December 30, 2003
Within a week of each other, two earthquakes struck on opposite sides of the world -- an earthquake measuring 6.5 on the Richter scale in California and a 6.6 earthquake in Iran. But, however similar the earthquakes, the human costs were enormously different.
The deaths in Iran have been counted in the tens of thousands. In California, the deaths did not reach double digits. Why the difference? In one word, wealth.
Wealth enables homes, buildings and other structures to be built to withstand greater stresses. Wealth permits the creation of modern transportation that can quickly carry people to medical facilities. It enables those facilities to be equipped with more advanced medical apparatus and supplies, and amply staffed with highly trained doctors and support staff.

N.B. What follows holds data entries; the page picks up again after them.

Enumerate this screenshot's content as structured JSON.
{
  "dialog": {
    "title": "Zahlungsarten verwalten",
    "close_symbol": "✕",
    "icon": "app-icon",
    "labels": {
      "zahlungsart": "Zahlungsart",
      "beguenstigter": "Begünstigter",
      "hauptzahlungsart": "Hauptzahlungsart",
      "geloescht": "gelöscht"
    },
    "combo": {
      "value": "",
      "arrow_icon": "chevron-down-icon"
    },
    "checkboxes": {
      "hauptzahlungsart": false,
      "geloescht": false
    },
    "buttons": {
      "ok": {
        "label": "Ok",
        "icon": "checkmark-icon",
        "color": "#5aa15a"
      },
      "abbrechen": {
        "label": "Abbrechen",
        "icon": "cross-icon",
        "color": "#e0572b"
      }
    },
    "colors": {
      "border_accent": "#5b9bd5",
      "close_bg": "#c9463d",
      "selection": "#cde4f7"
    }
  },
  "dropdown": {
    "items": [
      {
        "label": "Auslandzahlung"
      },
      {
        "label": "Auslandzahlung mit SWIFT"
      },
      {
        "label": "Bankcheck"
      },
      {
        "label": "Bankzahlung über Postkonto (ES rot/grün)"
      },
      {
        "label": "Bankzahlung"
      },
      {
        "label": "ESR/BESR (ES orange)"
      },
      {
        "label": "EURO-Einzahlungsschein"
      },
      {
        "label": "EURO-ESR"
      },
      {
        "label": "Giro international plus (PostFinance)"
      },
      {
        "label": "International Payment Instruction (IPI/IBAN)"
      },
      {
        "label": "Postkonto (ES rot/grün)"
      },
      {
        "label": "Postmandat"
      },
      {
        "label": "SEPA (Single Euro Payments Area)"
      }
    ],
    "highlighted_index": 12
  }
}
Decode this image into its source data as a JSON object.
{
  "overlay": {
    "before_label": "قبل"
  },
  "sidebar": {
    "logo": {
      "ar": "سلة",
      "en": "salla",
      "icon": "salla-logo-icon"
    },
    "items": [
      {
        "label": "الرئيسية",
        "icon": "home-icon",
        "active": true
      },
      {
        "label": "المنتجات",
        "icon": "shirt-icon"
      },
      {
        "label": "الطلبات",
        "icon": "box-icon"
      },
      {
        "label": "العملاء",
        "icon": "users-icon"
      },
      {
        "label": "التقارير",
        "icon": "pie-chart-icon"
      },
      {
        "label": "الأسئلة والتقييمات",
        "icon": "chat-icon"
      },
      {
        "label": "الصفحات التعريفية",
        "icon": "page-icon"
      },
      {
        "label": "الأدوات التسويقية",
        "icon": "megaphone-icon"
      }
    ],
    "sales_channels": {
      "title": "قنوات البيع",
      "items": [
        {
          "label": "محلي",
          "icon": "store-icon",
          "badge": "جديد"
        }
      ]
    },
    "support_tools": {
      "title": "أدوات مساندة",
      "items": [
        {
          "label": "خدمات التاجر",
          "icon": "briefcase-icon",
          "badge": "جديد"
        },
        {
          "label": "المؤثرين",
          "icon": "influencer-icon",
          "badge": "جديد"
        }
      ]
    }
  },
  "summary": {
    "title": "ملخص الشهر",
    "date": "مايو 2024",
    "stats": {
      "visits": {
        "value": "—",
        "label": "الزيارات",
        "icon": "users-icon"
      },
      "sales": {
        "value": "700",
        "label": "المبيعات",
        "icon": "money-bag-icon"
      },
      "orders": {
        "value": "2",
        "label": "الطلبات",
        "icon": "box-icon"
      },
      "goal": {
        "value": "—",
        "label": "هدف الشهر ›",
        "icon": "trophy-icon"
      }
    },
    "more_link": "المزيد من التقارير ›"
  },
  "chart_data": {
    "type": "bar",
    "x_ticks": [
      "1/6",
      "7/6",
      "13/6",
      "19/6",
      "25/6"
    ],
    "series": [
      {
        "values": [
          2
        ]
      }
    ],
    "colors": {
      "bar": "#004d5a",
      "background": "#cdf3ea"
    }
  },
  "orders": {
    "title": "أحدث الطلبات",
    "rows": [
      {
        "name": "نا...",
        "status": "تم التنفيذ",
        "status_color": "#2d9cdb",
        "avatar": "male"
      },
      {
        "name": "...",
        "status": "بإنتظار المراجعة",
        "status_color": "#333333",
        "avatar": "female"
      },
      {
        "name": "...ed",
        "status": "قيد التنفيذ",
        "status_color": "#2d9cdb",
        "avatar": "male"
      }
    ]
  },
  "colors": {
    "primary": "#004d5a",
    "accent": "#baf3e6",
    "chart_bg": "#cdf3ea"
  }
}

Those who disdain wealth as crass materialism need to understand that wealth is one of the biggest life-saving factors in the world. As an economist in India has pointed out, "95 percent of deaths from natural hazards occur in poor countries."
You can see the effect of wealth by looking at the same country at different times. The biggest hurricane to hit the United States was hurricane Andrew in 1998 but it took fewer than 50 lives. Yet another hurricane, back in 1900, took at least 6,000 lives in Galveston.
The difference was that the United States was a much richer country in 1998. It had earlier warning from more advanced weather tracking equipment. It had better roads and more cars in which to evacuate before the hurricane struck, as well as more and better equipment for digging victims out of debris, and better medical treatment available for those who needed it.
Those who preen themselves on their "compassion" for the poor, and who disdain wealth, are being inconsistent, if not hypocritical. Wealth is the only thing that can prevent poverty. However, if you are not trying to prevent poverty but to exploit it for political purposes, that is another story.
There is another side to the story of these two earthquakes and their consequences. It gives the lie to the dogma being propagandized incessantly, from the schools to the media, that one culture is just as good as another.
It is just as good to lose tens of thousands of lives as not to? What hogwash! It is just as good to lack modern medicine, modern transportation, and modern industry as it is to have them? Who is kidding whom?
This dogmatism prevails at home as well as internationally. Cultures that lead to most children being born to single mothers are just as good as cultures where children grow up with two parents -- if you believe the dogma.
Facts say the opposite. Whether it is education, crime, or poverty, there are huge differences between single-parent families and two-parent families. Even race doesn't make as much difference in outcomes. The poverty rate among black married couples is in single digits. The infant mortality rate among black married women with only a high school diploma is lower than the infant mortality rate among white unmarried women who have been to college.
None of this makes a dent in those who promote the big lie that one culture is just as good as another. What does it even mean to say that? Does it mean that facts fit the dogma? Or does it just mean that they choose to use words in a certain way? It may not make any difference in their theories, but only in the real world.
None of this means that one culture is better than another for all purposes. The cheap vulgarity and brutal ugliness of so much of our media is a legitimate complaint at home and abroad. The sheer silliness of our fad-ridden public schools is a national disgrace.
By the same token, cultures that are less advanced in some ways often have contributions to make in other ways. We all take different things from different cultures to create our own personal lifestyles. We need to stop pretending that it makes no difference when all the facts show that it makes a huge difference, from poverty to matters of life and death.